1. Success from the soil up

    ‘No-till’ sowing is ticking business and environmental boxes for Taranaki’s Brewer family.

  2. Summit: farmer-led, grass-fed

    Pasture Summit is a bi-annual event between New Zealand and Ireland. Register now to hear the latest ideas and developments on achieving profitable food production from grass.

  3. Grass grows grass, right?

    Does leaving some grass behind after grazing help promote pasture growth? We asked Waikato dairy farmers Hugh Candy and Kerry Lucas-Candy to help tackle the myth.

  4. Pasture tips tackle 'what ifs'

    DairyNZ farm systems specialist Chris Glassey gives some advice on how to deal with common challenges faced by farmers at this time of year.

  5. Investing your levy to lift pasture performance

    DairyNZ's levy-funded projects focus on reducing dairying's environmental effects, while improving pasture dry matter yield, quality and persistence.

  6. Taking pasture in hand

    DairyNZ’s Tiller Talk project was launched two years ago to help dairy farmers improve their pasture and feed management.

  7. Comparing cow breed for profitable grazing systems

    Cow breeds vary in their use of metabolisable energy for milk. This suggests that different cow breeds may offer farmers differing profit levels.

  8. Pads and pasture growth gains

    Potential pasture growth rate improvements from standing off cows using a feed pad versus no feed pad.

  9. Aiming high with grazed forages

    A recent DairyNZ experiment examined how grazed forage dry matter can help lift milk production and profit.

  10. Reaching their pasture potential

    Putting pasture first is paying off for Don and Kirsten Watson, who peak milk 270 cows on their Kaipara Harbour farm.

  11. Pasture profit adds up

    DairyNZ has launched two new levy-funded online resources: the Pasture and Crop Eaten Calculator and the Pasture Potential Tool.

  12. FVI gains energy and persistence

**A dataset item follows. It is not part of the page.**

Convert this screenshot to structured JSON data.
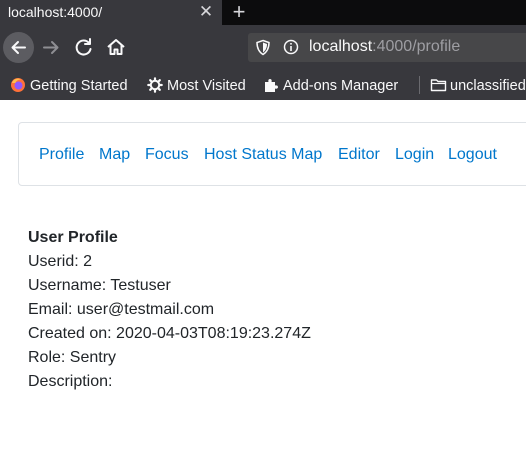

    From this month, DairyNZ’s Forage Value Index will include two new traits for perennial ryegrass cultivars: metabolisable energy and persistence.

  13. How much pasture and crop could potentially be eaten on your farm?

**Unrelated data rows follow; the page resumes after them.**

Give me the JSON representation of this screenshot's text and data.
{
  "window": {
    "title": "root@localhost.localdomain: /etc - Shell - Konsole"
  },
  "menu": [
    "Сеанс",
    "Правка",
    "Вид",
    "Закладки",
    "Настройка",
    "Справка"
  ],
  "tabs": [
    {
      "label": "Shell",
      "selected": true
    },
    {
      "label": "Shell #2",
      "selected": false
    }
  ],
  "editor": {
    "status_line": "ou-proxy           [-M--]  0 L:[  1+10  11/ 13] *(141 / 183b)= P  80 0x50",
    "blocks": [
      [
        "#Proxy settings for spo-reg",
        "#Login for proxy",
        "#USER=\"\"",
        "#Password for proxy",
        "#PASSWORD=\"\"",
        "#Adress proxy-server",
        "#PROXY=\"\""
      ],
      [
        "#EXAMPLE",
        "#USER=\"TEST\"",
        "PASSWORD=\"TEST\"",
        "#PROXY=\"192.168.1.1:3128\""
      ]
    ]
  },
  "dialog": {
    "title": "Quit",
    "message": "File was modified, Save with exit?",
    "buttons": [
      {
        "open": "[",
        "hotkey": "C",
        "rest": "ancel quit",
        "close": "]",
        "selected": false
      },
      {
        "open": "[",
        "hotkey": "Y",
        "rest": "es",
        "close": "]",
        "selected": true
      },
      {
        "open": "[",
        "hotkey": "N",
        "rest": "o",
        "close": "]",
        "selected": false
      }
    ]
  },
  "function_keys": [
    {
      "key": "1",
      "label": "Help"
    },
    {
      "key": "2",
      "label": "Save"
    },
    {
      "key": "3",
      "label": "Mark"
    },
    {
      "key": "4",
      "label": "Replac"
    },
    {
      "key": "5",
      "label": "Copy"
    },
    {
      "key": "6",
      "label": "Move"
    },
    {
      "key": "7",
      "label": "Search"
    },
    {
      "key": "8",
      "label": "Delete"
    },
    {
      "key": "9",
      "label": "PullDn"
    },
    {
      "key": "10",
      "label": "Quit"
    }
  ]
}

    A new tool dairy farmers can use to increase the amount of pasture and crop eaten by their herds, raising farm performance.

  14. Tararua Plantain Project

    DairyNZ is leading a potentially game-changing catchment project to test the benefits of plantain in local pastures.

  15. Pasture Summit: growing dairy's future

    All dairy farmers are invited to attend the first joint New Zealand and Ireland Pasture Summit in November in New Zealand.

  16. Science snapshot: does sowing rate affect persistence?

    Find out the results of DairyNZ's research into different ryegrass sowing rates in different parts of New Zealand.

  17. Plant breeding for the future

    How does our rate of genetic gain stack up internationally and what challenges do we face in our efforts to breed better forages?

  18. Reducing reliance on imported feed

    Can we reduce our reliance on imported feed? That’s the question those involved in a three-year trial run by the Northland Dairy Development Trust set out to answer.

  19. Spring feeding: striking the balance between pasture and supplements

    What’s the best way to keep your pasture cover on track this spring? And when is pasture enough, or not enough? DairyNZ feed developer Sally Peel provides some timely advice.

  20. Manage your feed with the SRP

    DairyNZ senior scientist Kevin Macdonald, set to retire after nearly 50 years’ service to the dairy sector, brings a final reminder on the value of the Spring Rotation Planner.

  21. Teaming up on pasture priorities

    We know pasture management during calving is a key driver of profit, but with a long list of jobs at calving it’s crucial everyone on the team plays their part.

  22. Grass takes dairy business back to future

    Farming on the Watson properties has become simpler and easier to replicate in recent years. That’s thanks to Ben and Tim Watson’s decision to re-focus their three North Island farm businesses on growing more grass and reducing their reliance on imported supplements.

  23. Feed

    Matching feed supply and demand is an underpinning principle of pasture-based dairy farming in New Zealand.